Full Screen
1 / 13

Copyright 2021 The Associated Press. All rights reserved

In this image from video, House impeachment manager Rep. Jamie Raskin, D-Md., speaks about the motion to call witnesses during the second impeachment trial of former President Donald Trump in the Senate at the U.S. Capitol in Washington, Saturday, Feb. 13, 2021. (Senate Television via AP)

WASHINGTON – Donald Trump was acquitted Saturday of inciting the horrific attack on the U.S. Capitol, concluding a historic impeachment trial that spared him the first-ever conviction of a current or former U.S. president but exposed the fragility of America’s democratic traditions and left a divided nation to come to terms with the violence sparked by his defeated presidency.

Barely a month since the deadly Jan. 6 riot that stunned the world, the Senate convened for a rare weekend session to deliver its verdict, voting while armed National Guard troops continued to stand their posts outside the iconic building.

The quick trial, the nation’s first of a former president, showed in raw and emotional detail how perilously close the invaders had come to destroying the nation's deep tradition of a peaceful transfer of presidential power after Trump had refused to concede the election. Rallying outside the White House, he unleashed a mob of supporters to “fight like hell” for him at the Capitol just as Congress was certifying Democrat Joe Biden’s victory. As hundreds stormed the building, some in tactical gear engaging in bloody combat with police, lawmakers fled for their lives. Five people died.

The verdict, on a vote of 57-43, is all but certain to influence not only the former president's political future but that of the senators sworn to deliver impartial justice as jurors. Seven Republicans joined all Democrats to convict, but it was far from the two-third threshold required.

The outcome after the uprising leaves unresolved the nation’s wrenching divisions over Trump's brand of politics that led to the most violent domestic attack on one of America's three branches of government.

“Senators, we are in a dialogue with history, a conversation with our past, with a hope for our future,” said Rep. Madeleine Dean, D-Pa.., one of the House prosecutors in closing arguments.
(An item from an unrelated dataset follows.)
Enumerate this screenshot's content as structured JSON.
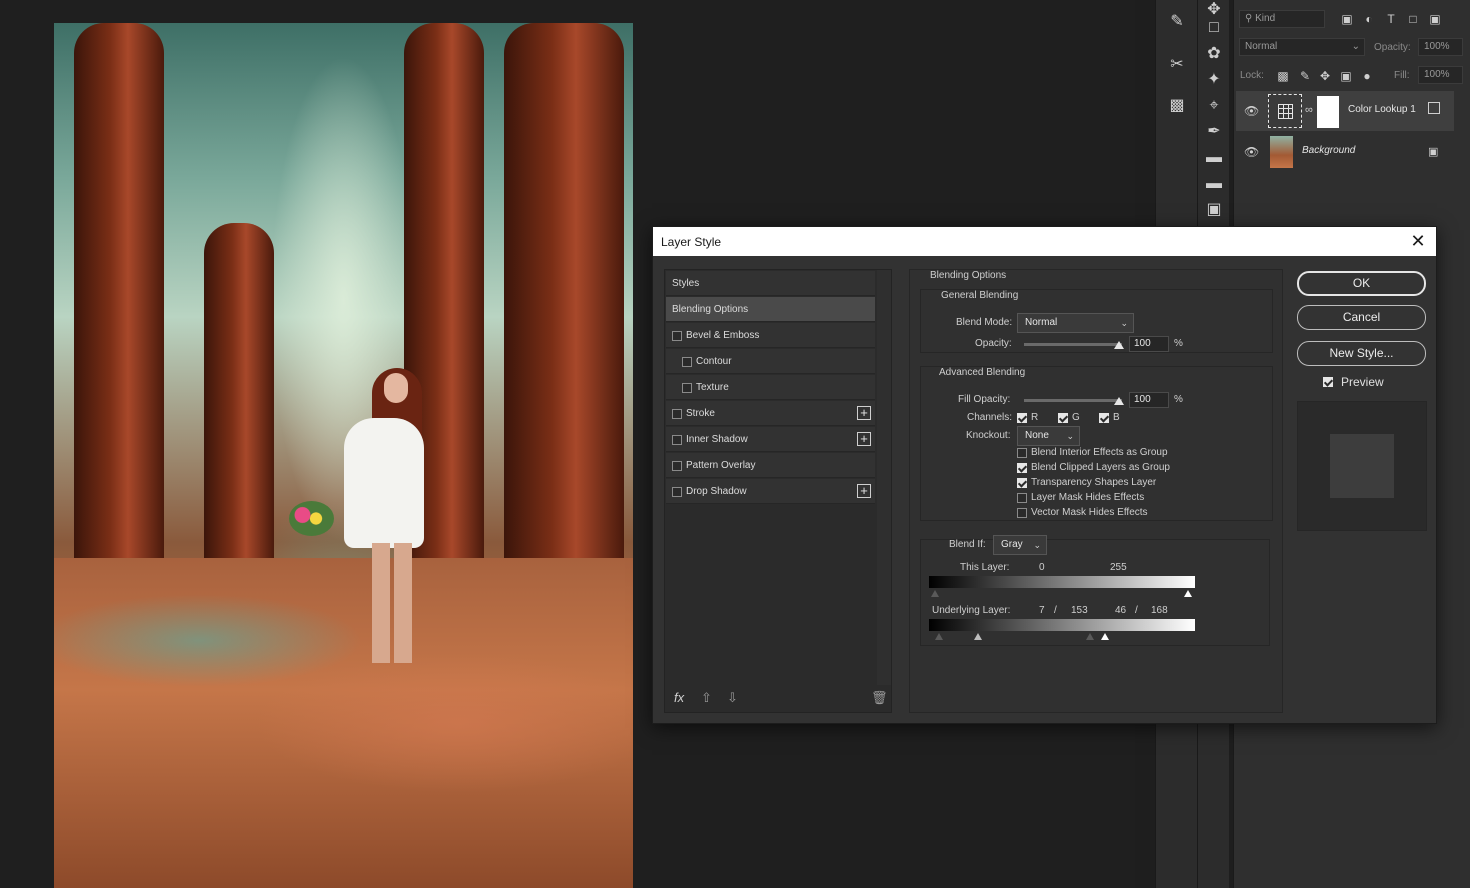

“What we do here, what is being asked of each of us here, in this moment, will be remembered."

Trump, unrepentant, welcomed his second impeachment acquittal and said his movement “has only just begun.” He slammed the trial as “yet another phase of the greatest witch hunt in the history of our Country.”